--- INFORMATION ---
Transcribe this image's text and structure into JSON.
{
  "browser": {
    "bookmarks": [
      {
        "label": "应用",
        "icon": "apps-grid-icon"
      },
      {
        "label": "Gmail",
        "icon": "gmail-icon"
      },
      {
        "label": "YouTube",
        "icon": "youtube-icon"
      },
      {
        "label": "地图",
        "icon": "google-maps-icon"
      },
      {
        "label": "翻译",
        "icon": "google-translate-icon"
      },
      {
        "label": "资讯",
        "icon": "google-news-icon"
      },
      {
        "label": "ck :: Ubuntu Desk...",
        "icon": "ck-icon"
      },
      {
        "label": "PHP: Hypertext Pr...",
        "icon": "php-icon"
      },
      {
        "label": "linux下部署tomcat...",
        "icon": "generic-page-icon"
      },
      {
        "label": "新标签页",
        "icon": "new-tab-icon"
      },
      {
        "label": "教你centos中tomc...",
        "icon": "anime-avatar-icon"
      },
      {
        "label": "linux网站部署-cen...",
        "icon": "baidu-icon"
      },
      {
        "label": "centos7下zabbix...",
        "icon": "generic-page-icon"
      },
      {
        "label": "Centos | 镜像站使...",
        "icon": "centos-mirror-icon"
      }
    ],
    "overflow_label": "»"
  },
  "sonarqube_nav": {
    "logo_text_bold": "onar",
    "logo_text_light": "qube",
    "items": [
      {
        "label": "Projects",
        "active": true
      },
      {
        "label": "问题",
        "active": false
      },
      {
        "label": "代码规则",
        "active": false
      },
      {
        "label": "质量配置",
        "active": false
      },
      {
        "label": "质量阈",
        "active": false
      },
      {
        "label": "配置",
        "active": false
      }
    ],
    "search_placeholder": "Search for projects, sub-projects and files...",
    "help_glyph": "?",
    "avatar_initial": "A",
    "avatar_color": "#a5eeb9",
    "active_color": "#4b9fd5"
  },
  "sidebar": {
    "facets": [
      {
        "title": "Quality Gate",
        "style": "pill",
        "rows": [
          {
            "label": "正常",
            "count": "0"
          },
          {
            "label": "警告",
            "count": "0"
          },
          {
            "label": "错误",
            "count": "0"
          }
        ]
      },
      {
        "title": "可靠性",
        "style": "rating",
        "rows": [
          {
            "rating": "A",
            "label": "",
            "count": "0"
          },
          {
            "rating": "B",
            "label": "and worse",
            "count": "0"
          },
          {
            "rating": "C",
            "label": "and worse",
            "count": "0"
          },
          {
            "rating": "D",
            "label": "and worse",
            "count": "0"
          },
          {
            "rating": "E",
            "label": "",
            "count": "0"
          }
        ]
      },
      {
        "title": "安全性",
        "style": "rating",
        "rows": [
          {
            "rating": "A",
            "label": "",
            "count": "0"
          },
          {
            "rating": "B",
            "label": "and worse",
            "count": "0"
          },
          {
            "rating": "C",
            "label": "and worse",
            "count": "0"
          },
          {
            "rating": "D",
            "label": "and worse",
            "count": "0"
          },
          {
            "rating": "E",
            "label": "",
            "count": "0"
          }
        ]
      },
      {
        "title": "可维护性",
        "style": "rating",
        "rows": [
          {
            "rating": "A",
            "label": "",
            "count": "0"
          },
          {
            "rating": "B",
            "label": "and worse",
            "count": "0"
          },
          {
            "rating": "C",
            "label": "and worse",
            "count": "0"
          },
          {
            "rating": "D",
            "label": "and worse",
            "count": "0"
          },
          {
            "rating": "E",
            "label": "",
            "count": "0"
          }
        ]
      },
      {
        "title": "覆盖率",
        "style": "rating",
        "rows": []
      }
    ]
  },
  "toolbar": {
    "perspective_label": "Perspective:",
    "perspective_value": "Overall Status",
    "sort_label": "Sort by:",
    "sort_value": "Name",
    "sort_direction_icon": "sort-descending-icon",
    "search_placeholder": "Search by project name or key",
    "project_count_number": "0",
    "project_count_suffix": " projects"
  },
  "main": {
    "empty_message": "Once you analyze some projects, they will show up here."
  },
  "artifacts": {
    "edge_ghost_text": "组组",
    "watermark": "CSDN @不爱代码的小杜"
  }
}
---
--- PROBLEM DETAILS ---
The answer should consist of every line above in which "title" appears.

--- SOLUTION TO THE PROBLEM ---
        "title": "Quality Gate",
        "title": "可靠性",
        "title": "安全性",
        "title": "可维护性",
        "title": "覆盖率",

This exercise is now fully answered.